(In the case of Frank Zappa, I’d be willing to bet that he used his authority properly. Some folks just can’t handle the idea of someone else being in charge, though, and they will “select out” no matter how good the band is.)
The apex of all this is to provide a product. In the case of a concert, the product is an integrated experience that takes the audience on a ride that they couldn’t otherwise go on. The experience is a union of parts that creates a gestalt greater than those parts. The better the gestalt experience, the more that product connects with an audience’s emotions, the more in-demand (and well paid) the band is likely to be.
That concept of “wholeness” is very important. Wholeness comes from supporting an impeccable foundation. Performances that ultimately fill venues are not, in any way, about just sticking a bunch of improved “production blocks” together. Some groups, for instance, end up chasing after a bunch of lighting or audio gear in the belief that snappier “technicals” will win a bigger crowd. This is not the case, however, because just making something flashier does not mean that the core, emotional ride is one that the public wants to go on.

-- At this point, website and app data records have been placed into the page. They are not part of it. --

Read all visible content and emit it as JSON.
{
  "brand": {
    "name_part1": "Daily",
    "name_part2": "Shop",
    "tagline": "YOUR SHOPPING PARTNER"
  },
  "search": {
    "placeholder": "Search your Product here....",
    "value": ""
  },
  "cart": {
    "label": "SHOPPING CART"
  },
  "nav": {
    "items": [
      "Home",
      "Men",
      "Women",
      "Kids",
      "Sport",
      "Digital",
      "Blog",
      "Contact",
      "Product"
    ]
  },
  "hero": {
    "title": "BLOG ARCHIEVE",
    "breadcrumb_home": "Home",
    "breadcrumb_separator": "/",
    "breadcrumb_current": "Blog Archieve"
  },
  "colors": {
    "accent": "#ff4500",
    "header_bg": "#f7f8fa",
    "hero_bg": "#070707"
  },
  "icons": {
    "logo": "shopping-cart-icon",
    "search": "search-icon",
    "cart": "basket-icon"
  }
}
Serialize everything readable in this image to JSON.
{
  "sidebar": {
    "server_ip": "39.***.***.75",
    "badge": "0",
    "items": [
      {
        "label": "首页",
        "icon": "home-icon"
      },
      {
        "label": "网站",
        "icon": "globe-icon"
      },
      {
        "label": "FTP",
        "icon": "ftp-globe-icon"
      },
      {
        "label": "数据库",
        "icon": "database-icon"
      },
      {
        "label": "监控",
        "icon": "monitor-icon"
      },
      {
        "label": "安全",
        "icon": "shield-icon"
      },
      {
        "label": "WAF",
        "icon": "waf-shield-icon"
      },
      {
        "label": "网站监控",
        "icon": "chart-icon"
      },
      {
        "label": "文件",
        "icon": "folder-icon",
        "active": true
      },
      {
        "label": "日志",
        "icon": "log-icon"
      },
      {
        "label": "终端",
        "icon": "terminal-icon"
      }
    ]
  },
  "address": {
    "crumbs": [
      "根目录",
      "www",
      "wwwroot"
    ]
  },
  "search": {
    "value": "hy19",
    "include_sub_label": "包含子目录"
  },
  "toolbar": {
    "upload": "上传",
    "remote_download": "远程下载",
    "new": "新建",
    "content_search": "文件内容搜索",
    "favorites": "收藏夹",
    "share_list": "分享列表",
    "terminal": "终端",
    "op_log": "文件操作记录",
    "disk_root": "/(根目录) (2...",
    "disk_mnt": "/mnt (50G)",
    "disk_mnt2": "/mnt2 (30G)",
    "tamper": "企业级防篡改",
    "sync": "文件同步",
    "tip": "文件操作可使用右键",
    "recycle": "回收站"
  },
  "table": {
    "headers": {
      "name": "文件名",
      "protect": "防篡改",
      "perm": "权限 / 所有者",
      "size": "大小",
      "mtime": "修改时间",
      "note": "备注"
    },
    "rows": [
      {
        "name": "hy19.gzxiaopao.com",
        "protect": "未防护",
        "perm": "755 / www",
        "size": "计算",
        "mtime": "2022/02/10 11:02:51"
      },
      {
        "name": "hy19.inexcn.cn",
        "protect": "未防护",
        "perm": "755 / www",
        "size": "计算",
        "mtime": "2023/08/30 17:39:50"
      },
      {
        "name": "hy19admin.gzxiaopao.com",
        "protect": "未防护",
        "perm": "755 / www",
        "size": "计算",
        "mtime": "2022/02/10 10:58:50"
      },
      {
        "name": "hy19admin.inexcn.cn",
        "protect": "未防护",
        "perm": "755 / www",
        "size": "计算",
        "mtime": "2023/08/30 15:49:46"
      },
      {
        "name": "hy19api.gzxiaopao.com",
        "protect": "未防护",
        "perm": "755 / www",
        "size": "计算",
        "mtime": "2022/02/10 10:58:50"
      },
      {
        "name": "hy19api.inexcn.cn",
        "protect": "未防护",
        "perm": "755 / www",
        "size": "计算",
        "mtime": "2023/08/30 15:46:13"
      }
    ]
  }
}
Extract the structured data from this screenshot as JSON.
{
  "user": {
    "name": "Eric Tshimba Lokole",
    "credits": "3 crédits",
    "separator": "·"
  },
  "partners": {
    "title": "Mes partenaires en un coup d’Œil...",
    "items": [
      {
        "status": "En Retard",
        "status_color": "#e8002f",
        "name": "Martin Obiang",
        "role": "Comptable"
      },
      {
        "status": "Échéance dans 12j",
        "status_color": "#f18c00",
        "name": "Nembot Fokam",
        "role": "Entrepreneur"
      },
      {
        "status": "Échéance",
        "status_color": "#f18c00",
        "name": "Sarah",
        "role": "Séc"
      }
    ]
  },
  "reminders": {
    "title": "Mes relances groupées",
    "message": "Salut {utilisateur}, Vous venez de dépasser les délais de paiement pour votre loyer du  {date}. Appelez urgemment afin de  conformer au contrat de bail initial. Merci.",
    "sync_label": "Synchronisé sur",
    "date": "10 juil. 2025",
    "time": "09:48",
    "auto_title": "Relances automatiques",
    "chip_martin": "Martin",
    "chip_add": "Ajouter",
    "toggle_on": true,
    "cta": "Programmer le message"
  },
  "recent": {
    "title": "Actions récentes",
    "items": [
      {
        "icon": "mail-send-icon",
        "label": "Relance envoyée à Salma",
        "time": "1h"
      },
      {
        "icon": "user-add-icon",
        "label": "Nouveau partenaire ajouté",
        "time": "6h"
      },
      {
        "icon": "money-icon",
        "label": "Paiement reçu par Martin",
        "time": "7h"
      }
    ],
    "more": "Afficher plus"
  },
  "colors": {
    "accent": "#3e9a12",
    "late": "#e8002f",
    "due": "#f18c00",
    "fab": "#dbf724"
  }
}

The ride starts with the basics of the song.
A better arrangement gives the song more engaging sonic textures and pathways.
Better audio production translates the first two elements into the audience more readily.
Better lighting acknowledges and accents the journey of the song.
Better staging makes all the previous elements work more smoothly and naturally.
If the core isn’t all that great, though, then plugging in a giant lighting system and a PA that can call elephants from halfway around the world isn’t going to do squat.
There is a blues, funk, soul, and rock-n-roll band from around these parts that came through my former gig for about five years. When I started working with them, we had minimal lighting. Because of issues with stage acoustics, we basically ran without subwoofers. Do you know how many people complained about those things? Zero, that I can remember. Also, the gigs with less production? They were just as full as the later, better-produced shows. People appreciated what was added on, but they wouldn’t have cared if the fundamental experience had been lackluster.
Somewhere near you, tonight, a big-production gig with all kinds of flash and flair will be less than half-full. A few miles away, a singer-songwriter with an acoustic guitar, a couple of small speakers on sticks, and no lighting to speak of will have a line around the block. There are all kinds of reasons that might be the case, but consider that all the gear money could buy didn’t guarantee a capacity crowd for show #1.
…and this pulls us all the way back around to the start. Musicians and crew who are not making the holistic product better, for whatever reason, need to go somewhere else. The cliche of the fans being what matters is around for a reason. The fans are who ultimately enable the writing of checks. If some member of the group is fixated on some aspect of the production that is dragging down the gestalt experience for the fans, then that group member needs to be corrected. If they can’t be corrected, it’s time for them to find some other group. No matter how much they know, or how much they can do, they aren’t good enough to be in the band.